The 19th of June is known as Juneteenth, an African-American holiday begun at the end of slavery days. Its origins are Texan, not Louisianan, but Juneteenth has long had strong roots in the South and has since spread all over the country as a time for African-Americans to commemorate their freedom and accomplishments.
President Lincoln announced the Emancipation Proclamation, which granted freedom to slaves in Confederate states, on New Year’s Day in 1863. Word didn’t reach the African-American slaves of Galveston, Texas, until June 19, 1865, when a force of 2,000 Union soldiers arrived and informed them of their freedom. Although news traveled slowly in those days, historians suspect Texas slaveholders knew of the proclamation and chose not to free their slaves until they were forced to.
The African-Americans of Galveston began an annual observance of Juneteenth that over the years spread to other areas and grew in popularity. Early Juneteenth celebrations were picnics at churches and in rural areas with barbecues, horseback riding, fishing, and more. The early 20th century saw a weakening of the holiday’s observance due to African-American migration to urban centers, the national celebration of Independence Day just a few weeks later, and the preference of white historians to emphasize the Emancipation Proclamation over Juneteenth as a date to mark the end of slavery. Although some activists objected that holiday’s associations with slavery were too backward-looking, Juneteenth’s visibility rose again during the Civil Rights Era of the 1950s and 60s, and its resurgence continues all over the country.

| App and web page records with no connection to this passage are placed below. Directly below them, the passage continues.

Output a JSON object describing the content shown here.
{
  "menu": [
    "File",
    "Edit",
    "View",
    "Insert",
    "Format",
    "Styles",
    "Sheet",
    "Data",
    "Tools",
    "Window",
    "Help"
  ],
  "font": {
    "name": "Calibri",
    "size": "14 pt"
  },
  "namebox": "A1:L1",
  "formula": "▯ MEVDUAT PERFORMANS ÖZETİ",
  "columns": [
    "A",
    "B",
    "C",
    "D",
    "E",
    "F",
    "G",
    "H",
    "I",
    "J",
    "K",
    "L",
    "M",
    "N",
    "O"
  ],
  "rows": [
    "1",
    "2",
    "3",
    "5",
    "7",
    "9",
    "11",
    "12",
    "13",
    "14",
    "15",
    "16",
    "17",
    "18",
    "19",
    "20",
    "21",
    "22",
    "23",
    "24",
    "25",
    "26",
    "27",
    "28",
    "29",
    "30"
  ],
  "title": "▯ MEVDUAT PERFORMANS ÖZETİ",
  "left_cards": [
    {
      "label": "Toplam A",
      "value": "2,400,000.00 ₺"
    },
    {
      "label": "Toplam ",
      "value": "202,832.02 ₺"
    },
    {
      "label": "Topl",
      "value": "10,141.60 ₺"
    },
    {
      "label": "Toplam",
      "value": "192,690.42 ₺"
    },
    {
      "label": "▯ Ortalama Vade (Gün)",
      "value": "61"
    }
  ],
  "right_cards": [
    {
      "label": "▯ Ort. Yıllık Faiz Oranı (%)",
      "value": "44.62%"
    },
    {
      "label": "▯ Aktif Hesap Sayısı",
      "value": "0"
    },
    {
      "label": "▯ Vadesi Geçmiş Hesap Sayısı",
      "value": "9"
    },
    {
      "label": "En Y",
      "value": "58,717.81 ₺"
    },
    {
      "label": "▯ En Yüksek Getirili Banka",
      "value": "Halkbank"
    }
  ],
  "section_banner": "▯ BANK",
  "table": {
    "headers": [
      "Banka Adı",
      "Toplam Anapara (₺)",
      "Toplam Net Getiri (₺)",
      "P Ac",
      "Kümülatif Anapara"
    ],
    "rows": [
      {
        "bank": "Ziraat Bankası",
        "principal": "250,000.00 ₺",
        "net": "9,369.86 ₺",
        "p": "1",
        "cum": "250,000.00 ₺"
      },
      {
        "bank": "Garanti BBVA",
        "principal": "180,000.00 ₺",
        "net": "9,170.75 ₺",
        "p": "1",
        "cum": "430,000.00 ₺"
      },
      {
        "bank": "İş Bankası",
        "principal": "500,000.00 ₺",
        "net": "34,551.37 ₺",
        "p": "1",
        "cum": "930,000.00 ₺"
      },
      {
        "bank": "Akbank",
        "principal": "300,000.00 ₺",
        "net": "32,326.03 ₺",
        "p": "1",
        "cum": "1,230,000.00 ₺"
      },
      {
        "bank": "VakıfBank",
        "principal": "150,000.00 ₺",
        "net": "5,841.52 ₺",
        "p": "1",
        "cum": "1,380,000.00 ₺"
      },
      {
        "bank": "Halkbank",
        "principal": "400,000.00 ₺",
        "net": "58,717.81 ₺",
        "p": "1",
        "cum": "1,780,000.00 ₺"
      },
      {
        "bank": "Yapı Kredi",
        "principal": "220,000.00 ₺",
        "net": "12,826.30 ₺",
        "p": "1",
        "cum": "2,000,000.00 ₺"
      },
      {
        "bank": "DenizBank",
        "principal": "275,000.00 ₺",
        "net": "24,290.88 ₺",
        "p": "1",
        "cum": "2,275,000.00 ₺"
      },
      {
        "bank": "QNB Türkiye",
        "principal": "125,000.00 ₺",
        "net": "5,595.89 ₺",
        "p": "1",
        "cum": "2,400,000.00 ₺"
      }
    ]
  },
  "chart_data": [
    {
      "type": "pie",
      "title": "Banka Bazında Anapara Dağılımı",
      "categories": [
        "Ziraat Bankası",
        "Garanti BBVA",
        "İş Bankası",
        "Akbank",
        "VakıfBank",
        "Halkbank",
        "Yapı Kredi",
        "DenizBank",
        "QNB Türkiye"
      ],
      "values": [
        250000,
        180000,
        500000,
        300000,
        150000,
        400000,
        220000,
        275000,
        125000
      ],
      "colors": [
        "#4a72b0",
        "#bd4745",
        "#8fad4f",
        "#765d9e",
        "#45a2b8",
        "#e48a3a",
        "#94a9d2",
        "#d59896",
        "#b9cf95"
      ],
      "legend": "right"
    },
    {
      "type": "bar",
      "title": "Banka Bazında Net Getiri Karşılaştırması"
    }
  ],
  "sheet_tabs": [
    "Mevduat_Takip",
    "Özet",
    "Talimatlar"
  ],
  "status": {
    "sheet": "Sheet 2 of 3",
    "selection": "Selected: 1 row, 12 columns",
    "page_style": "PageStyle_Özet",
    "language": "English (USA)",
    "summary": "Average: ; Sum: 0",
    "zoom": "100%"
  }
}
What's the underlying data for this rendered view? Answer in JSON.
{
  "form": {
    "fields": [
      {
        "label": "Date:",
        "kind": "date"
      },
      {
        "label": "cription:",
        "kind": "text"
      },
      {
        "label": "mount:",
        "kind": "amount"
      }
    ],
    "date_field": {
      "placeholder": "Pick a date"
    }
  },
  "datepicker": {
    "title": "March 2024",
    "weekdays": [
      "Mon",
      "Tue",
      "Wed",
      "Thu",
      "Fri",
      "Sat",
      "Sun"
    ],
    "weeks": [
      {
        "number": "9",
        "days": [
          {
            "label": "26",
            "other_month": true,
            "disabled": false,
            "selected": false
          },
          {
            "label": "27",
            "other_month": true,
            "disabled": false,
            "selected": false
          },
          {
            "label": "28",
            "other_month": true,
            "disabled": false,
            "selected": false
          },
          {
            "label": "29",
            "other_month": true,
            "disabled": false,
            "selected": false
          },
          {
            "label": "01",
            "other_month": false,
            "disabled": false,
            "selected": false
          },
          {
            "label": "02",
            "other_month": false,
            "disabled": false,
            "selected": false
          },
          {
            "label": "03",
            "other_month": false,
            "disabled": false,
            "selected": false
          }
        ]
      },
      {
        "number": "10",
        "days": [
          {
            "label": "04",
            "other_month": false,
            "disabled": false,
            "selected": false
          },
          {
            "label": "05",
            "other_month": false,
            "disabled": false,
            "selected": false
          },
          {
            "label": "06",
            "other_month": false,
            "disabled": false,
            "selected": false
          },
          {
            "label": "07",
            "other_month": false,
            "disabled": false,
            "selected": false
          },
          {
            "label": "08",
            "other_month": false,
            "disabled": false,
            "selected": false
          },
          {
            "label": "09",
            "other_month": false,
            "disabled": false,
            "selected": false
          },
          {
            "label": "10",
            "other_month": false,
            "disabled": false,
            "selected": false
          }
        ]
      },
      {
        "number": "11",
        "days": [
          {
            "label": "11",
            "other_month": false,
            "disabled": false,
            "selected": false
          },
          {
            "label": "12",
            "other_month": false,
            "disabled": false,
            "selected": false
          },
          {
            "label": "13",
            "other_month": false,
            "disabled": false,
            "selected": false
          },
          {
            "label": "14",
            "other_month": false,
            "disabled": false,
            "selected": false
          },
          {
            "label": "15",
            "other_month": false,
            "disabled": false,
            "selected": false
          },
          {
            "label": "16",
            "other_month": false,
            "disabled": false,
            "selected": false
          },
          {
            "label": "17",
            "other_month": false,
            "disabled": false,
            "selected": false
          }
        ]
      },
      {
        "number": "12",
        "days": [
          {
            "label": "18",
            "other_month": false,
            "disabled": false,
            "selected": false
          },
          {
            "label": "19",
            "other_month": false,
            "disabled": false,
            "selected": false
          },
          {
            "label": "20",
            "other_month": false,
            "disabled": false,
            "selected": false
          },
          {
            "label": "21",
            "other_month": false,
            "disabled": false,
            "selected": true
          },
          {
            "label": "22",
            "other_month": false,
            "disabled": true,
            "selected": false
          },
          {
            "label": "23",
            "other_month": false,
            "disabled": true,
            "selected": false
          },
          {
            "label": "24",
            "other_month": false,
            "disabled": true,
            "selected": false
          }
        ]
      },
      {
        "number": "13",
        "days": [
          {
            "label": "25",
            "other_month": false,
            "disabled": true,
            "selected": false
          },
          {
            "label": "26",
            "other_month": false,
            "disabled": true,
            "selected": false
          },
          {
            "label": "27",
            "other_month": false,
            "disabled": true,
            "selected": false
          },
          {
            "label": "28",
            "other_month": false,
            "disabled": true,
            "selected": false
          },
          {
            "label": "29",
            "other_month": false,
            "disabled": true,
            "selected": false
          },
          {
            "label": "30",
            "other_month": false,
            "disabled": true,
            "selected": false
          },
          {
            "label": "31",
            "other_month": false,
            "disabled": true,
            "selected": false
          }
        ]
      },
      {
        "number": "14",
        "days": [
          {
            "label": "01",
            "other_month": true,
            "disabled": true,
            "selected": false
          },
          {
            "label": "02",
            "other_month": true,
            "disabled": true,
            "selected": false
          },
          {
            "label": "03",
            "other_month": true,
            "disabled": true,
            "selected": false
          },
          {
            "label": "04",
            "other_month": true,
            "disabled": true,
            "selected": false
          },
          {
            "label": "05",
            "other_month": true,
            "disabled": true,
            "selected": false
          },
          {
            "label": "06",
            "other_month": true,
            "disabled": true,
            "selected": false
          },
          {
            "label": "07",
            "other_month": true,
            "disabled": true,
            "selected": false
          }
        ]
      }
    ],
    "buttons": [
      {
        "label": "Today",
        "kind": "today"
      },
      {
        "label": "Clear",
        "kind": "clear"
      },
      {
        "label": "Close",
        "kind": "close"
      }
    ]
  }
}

Like elsewhere, in New Orleans, African-Americans celebrate Juneteenth with barbecues and picnics, family and church gatherings that strengthen community bonds. Other events include jazz concerts and lectures emphasizing African-American empowerment, education, and achievement.